• [INSTRUCTIONS FOR THE TASK]
Only the number is needed: count the lines below that hold the string "data".
==== SUPPLIED MATERIAL
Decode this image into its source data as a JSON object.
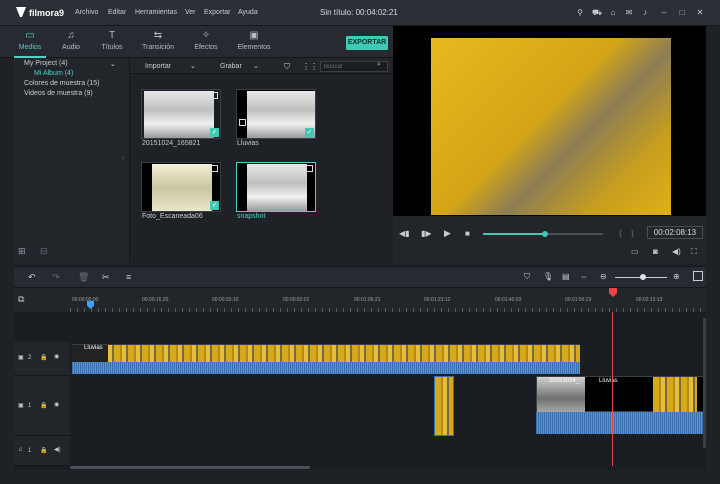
{
  "app": {
    "logo_text": "filmora9",
    "window_title": "Sin título:",
    "window_time": "00:04:02:21"
  },
  "menu": [
    "Archivo",
    "Editar",
    "Herramientas",
    "Ver",
    "Exportar",
    "Ayuda"
  ],
  "toolbar": {
    "tabs": [
      {
        "label": "Medios",
        "icon": "folder-icon",
        "active": true
      },
      {
        "label": "Audio",
        "icon": "music-note-icon"
      },
      {
        "label": "Títulos",
        "icon": "text-icon"
      },
      {
        "label": "Transición",
        "icon": "transition-icon"
      },
      {
        "label": "Efectos",
        "icon": "effects-icon"
      },
      {
        "label": "Elementos",
        "icon": "image-icon"
      }
    ],
    "export_label": "EXPORTAR"
  },
  "sidebar": {
    "items": [
      {
        "label": "My Project (4)"
      },
      {
        "label": "Mi Album (4)",
        "selected": true
      },
      {
        "label": "Colores de muestra (15)"
      },
      {
        "label": "Videos de muestra (9)"
      }
    ]
  },
  "media_bar": {
    "import_label": "Importar",
    "record_label": "Grabar",
    "search_placeholder": "Buscar"
  },
  "media_items": [
    {
      "name": "20151024_165821",
      "checked": true
    },
    {
      "name": "Lluvias",
      "checked": true
    },
    {
      "name": "Foto_Escaneada06",
      "checked": true
    },
    {
      "name": "snapshot",
      "selected": true
    }
  ],
  "preview": {
    "time": "00:02:08:13",
    "progress": 0.52
  },
  "ruler": {
    "labels": [
      "00:00:00:00",
      "00:00:16:20",
      "00:00:33:10",
      "00:00:50:01",
      "00:01:06:21",
      "00:01:23:12",
      "00:01:40:03",
      "00:01:56:23",
      "00:02:13:13"
    ]
  },
  "tracks": [
    {
      "label": "2",
      "type": "video"
    },
    {
      "label": "1",
      "type": "video"
    },
    {
      "label": "1",
      "type": "audio"
    }
  ],
  "clips": {
    "track2_title": "Lluvias",
    "track1_title_a": "20151024_",
    "track1_title_b": "Lluvias"
  },
  "colors": {
    "accent": "#40c9b5",
    "playhead": "#e84545",
    "clip_yellow": "#d6a91a",
    "audio_blue": "#3b6fae"
  }
}
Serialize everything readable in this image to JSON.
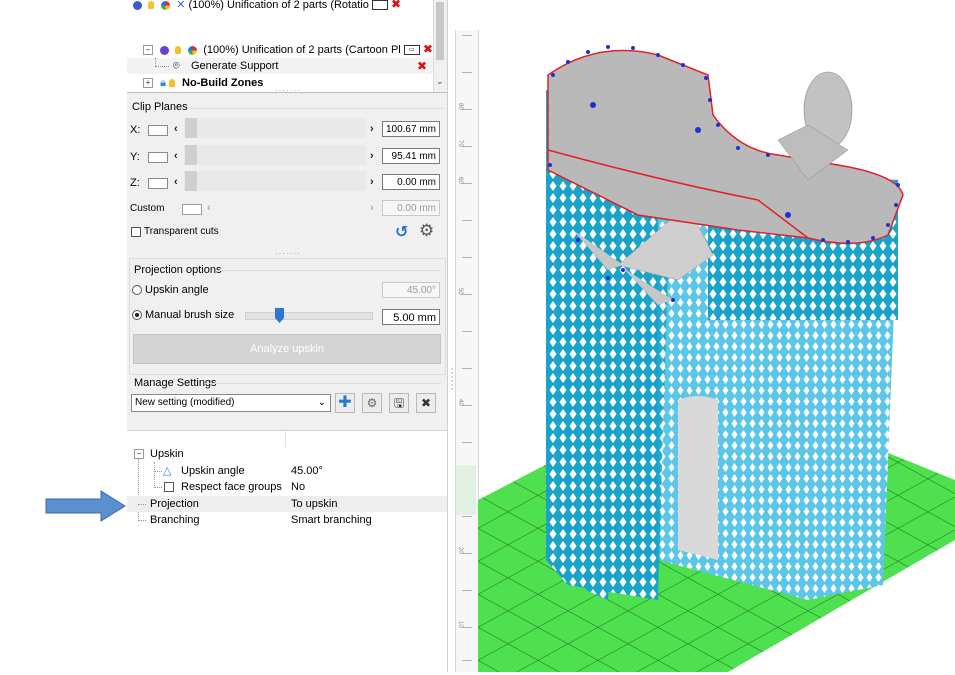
{
  "tree": {
    "rows": [
      {
        "label": "(100%) Unification of 2 parts (Rotatio"
      },
      {
        "label": "(100%) Unification of 2 parts (Cartoon Pl"
      },
      {
        "label": "Generate Support"
      },
      {
        "label": "No-Build Zones"
      }
    ]
  },
  "clip_planes": {
    "title": "Clip Planes",
    "x_label": "X:",
    "x_value": "100.67 mm",
    "y_label": "Y:",
    "y_value": "95.41 mm",
    "z_label": "Z:",
    "z_value": "0.00 mm",
    "custom_label": "Custom",
    "custom_value": "0.00 mm",
    "transparent_cuts_label": "Transparent cuts"
  },
  "projection_options": {
    "title": "Projection options",
    "upskin_angle_label": "Upskin angle",
    "upskin_angle_value": "45.00°",
    "manual_brush_label": "Manual brush size",
    "manual_brush_value": "5.00 mm",
    "brush_slider_fraction": 0.27,
    "analyze_button": "Analyze upskin"
  },
  "manage_settings": {
    "title": "Manage Settings",
    "selected": "New setting (modified)"
  },
  "properties": {
    "group": "Upskin",
    "upskin_angle_label": "Upskin angle",
    "upskin_angle_value": "45.00°",
    "respect_face_groups_label": "Respect face groups",
    "respect_face_groups_value": "No",
    "projection_label": "Projection",
    "projection_value": "To upskin",
    "branching_label": "Branching",
    "branching_value": "Smart branching"
  },
  "ruler": {
    "labels": [
      "80",
      "70",
      "60",
      "50",
      "40",
      "30",
      "20",
      "10"
    ]
  },
  "colors": {
    "support_blue": "#1aa3c9",
    "support_light": "#5cc6e8",
    "build_plate": "#4ee04e",
    "part_gray": "#bdbdbd",
    "edge_red": "#e0202a",
    "point_blue": "#2030d0",
    "arrow_blue": "#5b8fd0",
    "reset_blue": "#2a6fd0",
    "add_blue": "#2a78d0"
  }
}
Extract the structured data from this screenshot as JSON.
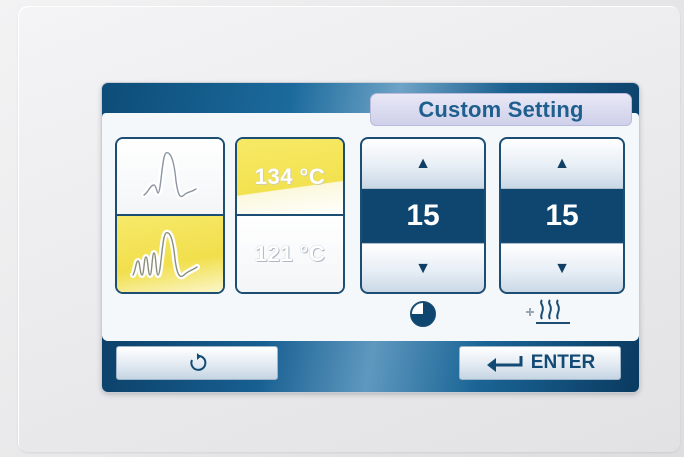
{
  "header": {
    "title": "Custom Setting"
  },
  "program_selector": {
    "options": [
      {
        "icon": "single-pulse-curve-icon",
        "selected": false
      },
      {
        "icon": "multi-pulse-curve-icon",
        "selected": true
      }
    ]
  },
  "temperature_selector": {
    "options": [
      {
        "label": "134 °C",
        "selected": true
      },
      {
        "label": "121 °C",
        "selected": false
      }
    ]
  },
  "sterilization_time": {
    "value": "15",
    "icon": "timer-icon"
  },
  "drying_time": {
    "value": "15",
    "icon": "drying-heat-icon"
  },
  "footer": {
    "enter_label": "ENTER",
    "reset_icon": "reset-arrow-icon"
  },
  "colors": {
    "accent_blue": "#0e4670",
    "selected_yellow": "#f2e353",
    "title_text": "#1f5f8e"
  }
}
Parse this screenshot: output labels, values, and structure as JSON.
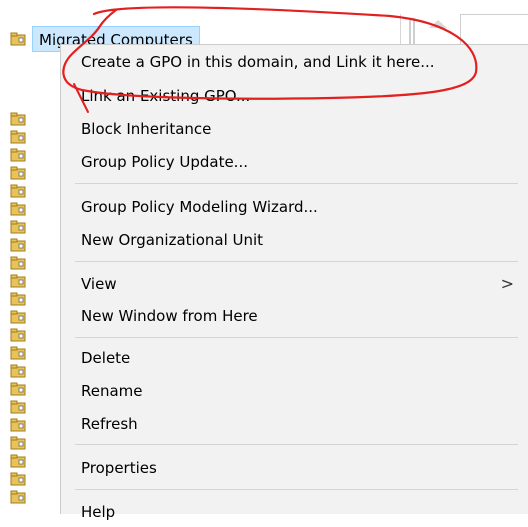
{
  "tree": {
    "selected_node": "Migrated Computers",
    "node_count": 20
  },
  "context_menu": {
    "items": [
      {
        "label": "Create a GPO in this domain, and Link it here...",
        "has_submenu": false
      },
      {
        "label": "Link an Existing GPO...",
        "has_submenu": false
      },
      {
        "label": "Block Inheritance",
        "has_submenu": false
      },
      {
        "label": "Group Policy Update...",
        "has_submenu": false
      },
      {
        "label": "Group Policy Modeling Wizard...",
        "has_submenu": false
      },
      {
        "label": "New Organizational Unit",
        "has_submenu": false
      },
      {
        "label": "View",
        "has_submenu": true
      },
      {
        "label": "New Window from Here",
        "has_submenu": false
      },
      {
        "label": "Delete",
        "has_submenu": false
      },
      {
        "label": "Rename",
        "has_submenu": false
      },
      {
        "label": "Refresh",
        "has_submenu": false
      },
      {
        "label": "Properties",
        "has_submenu": false
      },
      {
        "label": "Help",
        "has_submenu": false
      }
    ],
    "submenu_glyph": ">"
  },
  "colors": {
    "menu_background": "#f2f2f2",
    "selection_background": "#cce8ff",
    "annotation_red": "#e32020",
    "folder_yellow": "#e8c35a"
  },
  "icons": {
    "ou": "organizational-unit-icon"
  }
}
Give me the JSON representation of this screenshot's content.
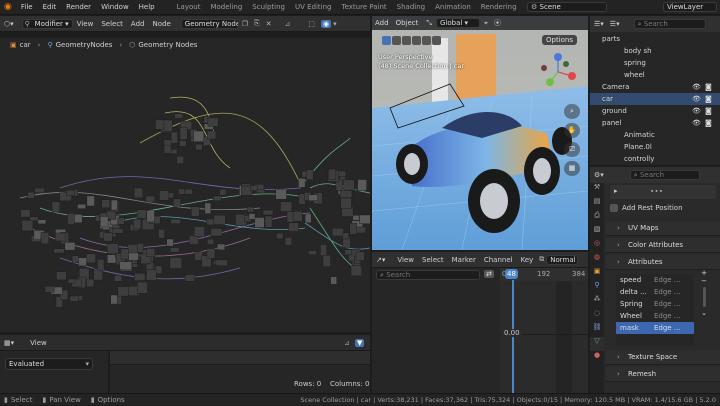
{
  "menu": [
    "File",
    "Edit",
    "Render",
    "Window",
    "Help"
  ],
  "workspaces": [
    "Layout",
    "Modeling",
    "Sculpting",
    "UV Editing",
    "Texture Paint",
    "Shading",
    "Animation",
    "Rendering",
    "Compo"
  ],
  "active_workspace": "Geometry Nodes",
  "scene": "Scene",
  "view_layer": "ViewLayer",
  "node_editor": {
    "editor_type": "Modifier",
    "menus": [
      "View",
      "Select",
      "Add",
      "Node"
    ],
    "tree_name": "Geometry Nodes",
    "breadcrumb": [
      "car",
      "GeometryNodes",
      "Geometry Nodes"
    ]
  },
  "viewport": {
    "menus": [
      "Add",
      "Object"
    ],
    "orientation": "Global",
    "options": "Options",
    "overlay_title": "User Perspective",
    "overlay_sub": "(48) Scene Collection | car"
  },
  "spreadsheet": {
    "menu": "View",
    "mode": "Evaluated",
    "rows": "Rows: 0",
    "columns": "Columns: 0"
  },
  "timeline": {
    "menus": [
      "View",
      "Select",
      "Marker",
      "Channel",
      "Key"
    ],
    "mode": "Normal",
    "search_placeholder": "Search",
    "current_frame": "48",
    "frame_labels": [
      "0",
      "192",
      "384"
    ],
    "value_label": "0.00"
  },
  "outliner": {
    "search_placeholder": "Search",
    "items": [
      {
        "name": "parts",
        "indent": 0
      },
      {
        "name": "body sh",
        "indent": 1
      },
      {
        "name": "spring",
        "indent": 1
      },
      {
        "name": "wheel",
        "indent": 1
      },
      {
        "name": "Camera",
        "indent": 0
      },
      {
        "name": "car",
        "indent": 0
      },
      {
        "name": "ground",
        "indent": 0
      },
      {
        "name": "panel",
        "indent": 0
      },
      {
        "name": "Animatic",
        "indent": 1
      },
      {
        "name": "Plane.0l",
        "indent": 1
      },
      {
        "name": "controlly",
        "indent": 1
      }
    ]
  },
  "properties": {
    "search_placeholder": "Search",
    "add_rest_position": "Add Rest Position",
    "panels_top": [
      "UV Maps",
      "Color Attributes",
      "Attributes"
    ],
    "attributes": [
      {
        "name": "speed",
        "domain": "Edge ..."
      },
      {
        "name": "delta ...",
        "domain": "Edge ..."
      },
      {
        "name": "Spring",
        "domain": "Edge ..."
      },
      {
        "name": "Wheel",
        "domain": "Edge ..."
      },
      {
        "name": "mask",
        "domain": "Edge ..."
      }
    ],
    "panels_bottom": [
      "Texture Space",
      "Remesh"
    ]
  },
  "status": {
    "left": [
      "Select",
      "Pan View",
      "Options"
    ],
    "right": "Scene Collection | car | Verts:38,231 | Faces:37,362 | Tris:75,324 | Objects:0/15 | Memory: 120.5 MB | VRAM: 1.4/15.6 GB | 5.2.0"
  },
  "colors": {
    "accent": "#4772b3",
    "selection": "#3d67b0",
    "frame": "#4a86c8"
  }
}
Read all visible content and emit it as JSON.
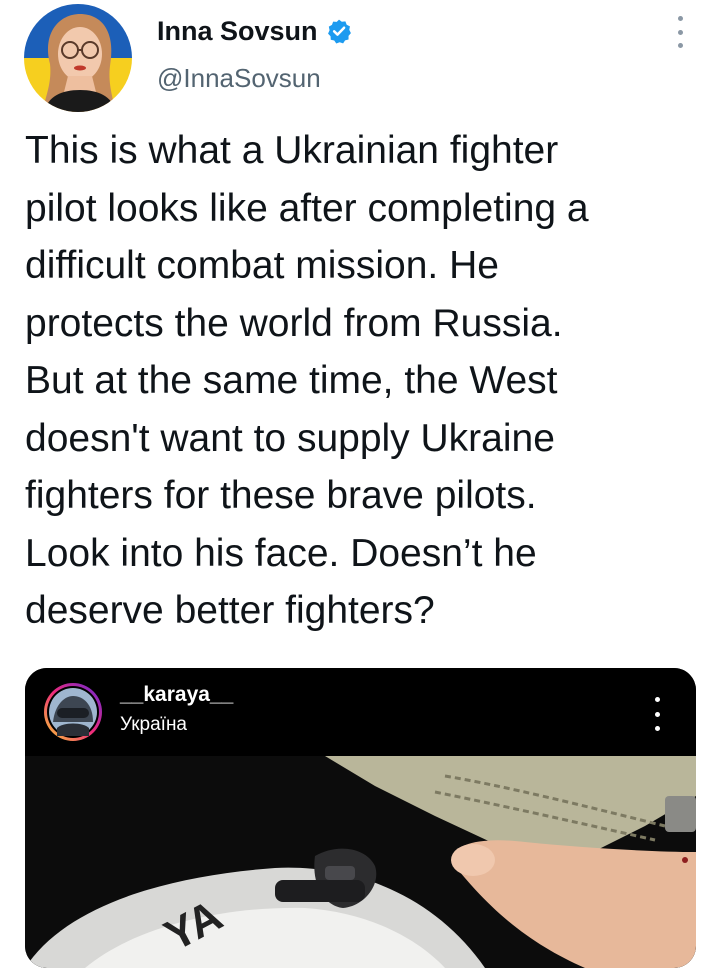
{
  "author": {
    "display_name": "Inna Sovsun",
    "handle": "@InnaSovsun",
    "verified": true,
    "avatar_icon": "profile-photo-woman-glasses",
    "avatar_bg_colors": [
      "#0057b7",
      "#ffd700"
    ]
  },
  "tweet": {
    "text_lines": [
      "This is what a Ukrainian fighter",
      "pilot looks like after completing a",
      "difficult combat mission. He",
      "protects the world from Russia.",
      "But at the same time, the West",
      "doesn't want to supply Ukraine",
      "fighters for these brave pilots.",
      "Look into his face. Doesn’t he",
      "deserve better fighters?"
    ]
  },
  "embedded_post": {
    "username": "__karaya__",
    "location": "Україна",
    "avatar_icon": "pilot-helmet-avatar",
    "more_icon": "vertical-ellipsis-icon",
    "photo_icon": "pilot-helmet-photo",
    "helmet_lettering": "ΥΑ"
  },
  "colors": {
    "text": "#0f1419",
    "secondary_text": "#536471",
    "verified": "#1d9bf0",
    "media_bg": "#000000"
  }
}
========
• [RESULT FOR THIS EXERCISE]
2